Par 5 When Godowsky plays he sits bent and motionless, as if picking out a pattern with his fingers. He seems to keep surreptitious watch upon them, as they run swiftly on their appointed errands. There is no errand they are not nimble enough to carry without a stumble to the journey's end. They obey him as if in fear; they dare not turn aside from the straight path; their whole aim is to get to the end of the journey, having done their task faultlessly. Sometimes, but without relaxing his learned gravity, he plays a difficult game, as in the Paganini variations of Brahms, which were done with a skill as sure and as soulless as Paganini's may have been. Sometimes he forgets that the notes are living things, and tosses them about a little cruelly, as if they were a juggler's balls. They drop like stones: you are sorry for them, because they are alive. How Chopin suffers, when he plays the Preludes! He plays them without a throb; the scholar has driven out the magic; Chopin becomes a mathematician. In Brahms, in the G Minor Rhapsody, you hear much more of what Brahms meant to do; for Brahms has set strange shapes dancing, like the skeletons "in the ghosts' moonshine" in a ballad of Beddoes; and these bodiless things take shape on the music, as Godowsky plays it unflinchingly, giving it to you exactly as it is, without p. 376 comment. Here his fidelity to every outline of form becomes an interpretation. But Chopin is so much more than form that to follow every outline of it may be to leave Chopin out of the outline.

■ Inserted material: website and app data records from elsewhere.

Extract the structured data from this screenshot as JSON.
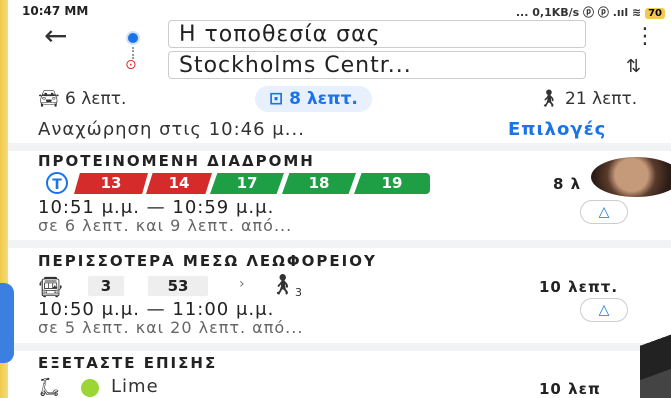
{
  "status": {
    "time": "10:47 MM",
    "right": "... 0,1KB/s ⓟ ⓟ .ııl ≋",
    "battery": "70"
  },
  "route": {
    "origin": "Η τοποθεσία σας",
    "destination": "Stockholms Centr..."
  },
  "modes": {
    "car": "6 λεπτ.",
    "transit": "8 λεπτ.",
    "walk": "21 λεπτ."
  },
  "departure": {
    "text": "Αναχώρηση στις 10:46 μ...",
    "options": "Επιλογές"
  },
  "recommended": {
    "title": "ΠΡΟΤΕΙΝΟΜΕΝΗ ΔΙΑΔΡΟΜΗ",
    "lines": [
      "13",
      "14",
      "17",
      "18",
      "19"
    ],
    "duration": "8 λ",
    "time": "10:51 μ.μ. — 10:59 μ.μ.",
    "detail": "σε 6 λεπτ. και 9 λεπτ. από..."
  },
  "bus": {
    "title": "ΠΕΡΙΣΣΟΤΕΡΑ ΜΕΣΩ ΛΕΩΦΟΡΕΙΟΥ",
    "lines": [
      "3",
      "53"
    ],
    "walk_count": "3",
    "duration": "10 λεπτ.",
    "time": "10:50 μ.μ. — 11:00 μ.μ.",
    "detail": "σε 5 λεπτ. και 20 λεπτ. από..."
  },
  "also": {
    "title": "ΕΞΕΤΑΣΤΕ ΕΠΙΣΗΣ",
    "provider": "Lime",
    "duration": "10 λεπ"
  },
  "colors": {
    "accent": "#1a73e8",
    "red_line": "#d62b2b",
    "green_line": "#1e9e45"
  }
}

Par 6 Pachmann, of all the interpreters of Chopin, is the most subtle, the one most likely to do for the most part what Chopin wanted. The test, I think, is in the Third Scherzo. That great composition, one of the greatest among Chopin's works, for it contains all his qualities in an intense measure, might have been thought less likely to be done perfectly by Pachmann than such Coleridge in music, such murmurings out of paradise, as the Etude in F Minor (Op. 25, No. 2) or one of those Mazurkas in which Chopin is more poignantly fantastic in substance, more wild and whimsical in rhythm, than elsewhere in his music; and indeed, as Pachmann played them, they were strange and lovely gambols of unchristened elves. But in the Scherzo he mastered this great, violent, heroic thing as he had mastered the little freakish things and the trickling and whispering things. He gave meaning to every part of its decoration, yet lost none of the splendor and wave-like motion of the whole tossing and eager sea of sound.
Par 7 Pachmann's art, like Chopin's, which it perpetuates, is of that peculiarly modern kind which aims at giving the essence of things in their fine shades: "la nuance encor!" Is there, it may be asked, any essential thing left out in the process; do we have attenuation in what is certainly a way of sharpening one's steel to a very fine point? The sharpened steel gains in what is most vital in its purpose by this very paring away of its substance; and why should not a form of art strike deeper for the same reason? Our only answer to Whistler and Verlaine is the existence of Rodin and Wagner. There we have weight as well as sharpness; these giants fly. It was curious to hear, in the vast luminous music of the "Rheingold," flowing like water about the earth, bare to its roots, not only an amplitude but a delicacy of fine shades not less realized than in Chopin. Wagner, it is true, welds the lyric into drama, without losing its lyrical quality. Yet there is no perfect lyric which is made less by the greatness of even a perfect drama.
Par 8 Chopin was once thought to be a drawing-room composer; Pachmann was once thought to be no "serious artist." Both have triumphed, not because the taste of any public has improved, but because a few people who knew have whispered the truth to one another, and at last it has leaked out like a secret.